Mining wonks will like this link.

Pretium (PVG) $PVG ( set to raise...

...about three months' worth of working capital. NR here.

Good job nobody got tipped off about it, right Quarterbrain?

New Peru law weakens environmental safeguards

An important report from AP/Wapo. Here's how it kicks off

Dozens of international groups, the United Nations, and even Peru’s own citizen ombudsman are objecting to a new law that weakens environmental protections in the Andean nation even as it prepares to host international climate talks this year. 
The law, aimed at increasing investment, strips Peru’s six-year-old environment ministry of jurisdiction over air, soil and water quality standards, as well as its ability to set limits for harmful substances.

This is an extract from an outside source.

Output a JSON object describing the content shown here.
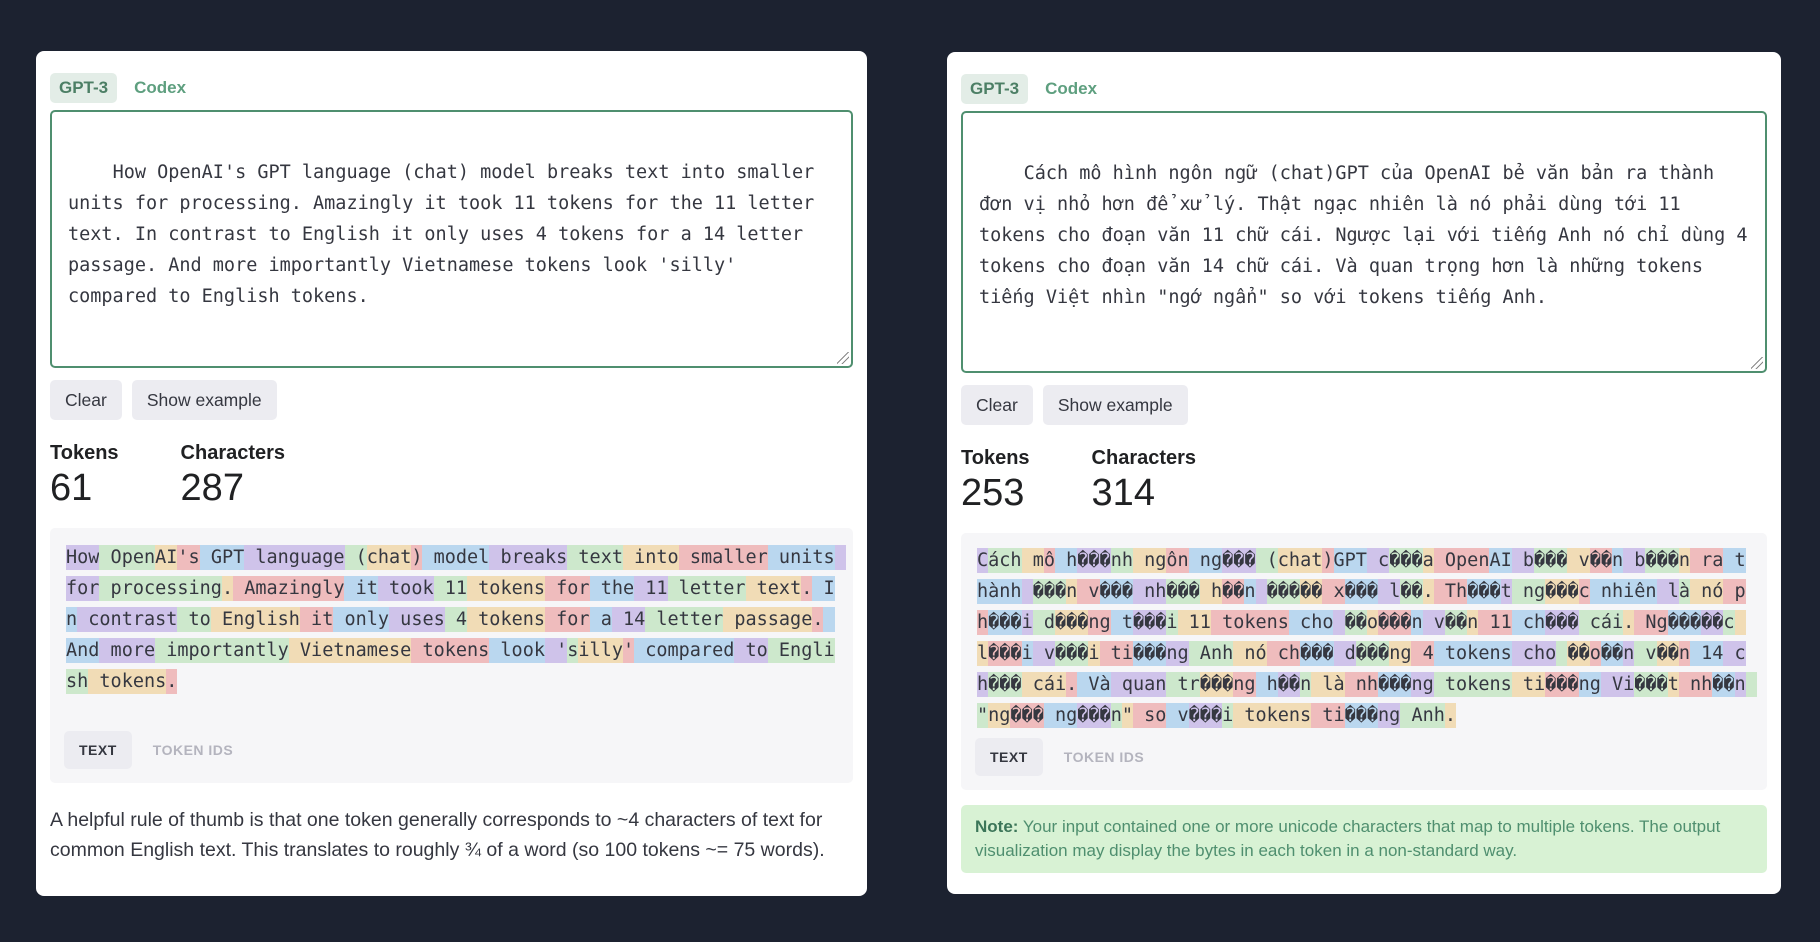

It also eliminates the ministry’s power to establish nature reserves exempt from mining and oil-drilling. 
The nation pocked by more than 300 major mines already offers the industry incentives unmatched in the Americas, even by mining-friendly Chile and Mexico. 
Enacted July 11 by President Ollanta Humala after limited debate in Congress, the new law also further streamlines environmental reviews for new projects, and, for the next three years, lowers by half the maximum fines for all but the most serious of environmental violations. 
At the same time, it re-establishes tax breaks for big mining multinationals, which already enjoy such (continues here)

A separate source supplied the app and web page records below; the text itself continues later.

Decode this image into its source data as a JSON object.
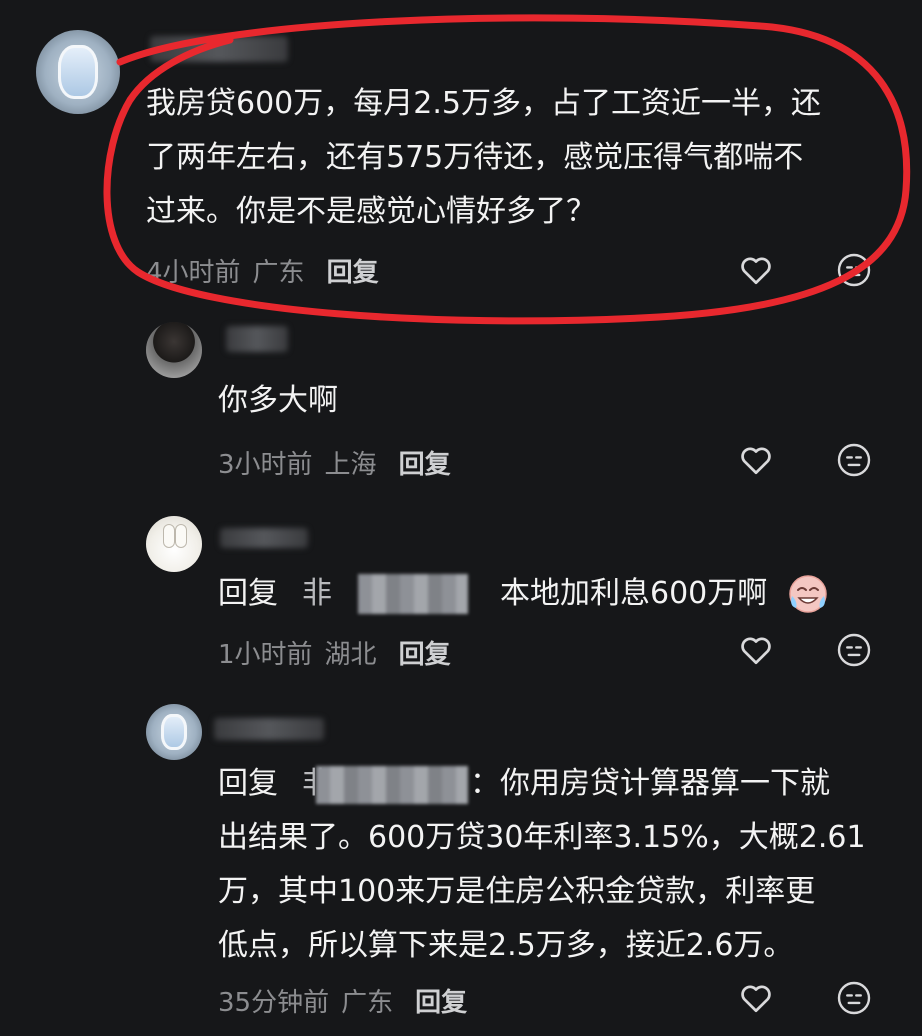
{
  "comments": [
    {
      "text_lines": [
        "我房贷600万，每月2.5万多，占了工资近一半，还",
        "了两年左右，还有575万待还，感觉压得气都喘不",
        "过来。你是不是感觉心情好多了？"
      ],
      "time": "4小时前",
      "location": "广东",
      "reply_label": "回复",
      "avatar": "airplane-window-avatar"
    },
    {
      "text_lines": [
        "你多大啊"
      ],
      "time": "3小时前",
      "location": "上海",
      "reply_label": "回复",
      "avatar": "photo-avatar"
    },
    {
      "reply_prefix": "回复",
      "reply_to_partial": "非",
      "text_lines": [
        "本地加利息600万啊"
      ],
      "emoji": "crying-laughing-emoji",
      "time": "1小时前",
      "location": "湖北",
      "reply_label": "回复",
      "avatar": "bunny-avatar"
    },
    {
      "reply_prefix": "回复",
      "reply_to_partial": "非",
      "text_lines": [
        "：你用房贷计算器算一下就",
        "出结果了。600万贷30年利率3.15%，大概2.61",
        "万，其中100来万是住房公积金贷款，利率更",
        "低点，所以算下来是2.5万多，接近2.6万。"
      ],
      "time": "35分钟前",
      "location": "广东",
      "reply_label": "回复",
      "avatar": "airplane-window-avatar"
    }
  ],
  "icons": {
    "like": "heart-icon",
    "dislike": "neutral-face-icon"
  },
  "colors": {
    "background": "#161719",
    "annotation": "#e8282e",
    "meta_text": "#8c8d90"
  }
}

San Gold ( and Kerr Mines (

Not really my usual stomping ground way up North, but the news today demands a little recognition on the blog and a general comment of WHAT THE FUCK????

Lemme get this one straight: In June the ex-CEO of Kerr Mines joins Sans Gold as its new CEO. Then a month and a bit later, Sans Gold decides it's in the best interest of it and its shareholders to join forces with a company that has 1.3 billion (with a B) shares out, no cash, and has been melding itself together with other no-hoper Moose Pasture owners like Bear Lake and American Bonanza (that last name a particularly ironic choice). Ah, whatever happened to the heady days when Rice Lake was the new Red Lake...

That phrase occasionally used on these pages about how you gringos will buy anything comes to mind today. Applicable in spades.

UPDATE: Brian Quast of BMO today sent out one of the most succinct and wonderful notes to clients I've seen for a while regarding the deal. Here's what he said (yup, it's the whole thing):

  • Kerr Mines had a cash balance of ~$4M vs. ~$5M in debt as of Dec. 31, 2013 and currently has a market capitalization of ~$40M. BMO Research will consider valuation impacts when the definitive agreement is executed and the exchange ratio is set.

Brevity is the soul of wit. Nicely done, Quast.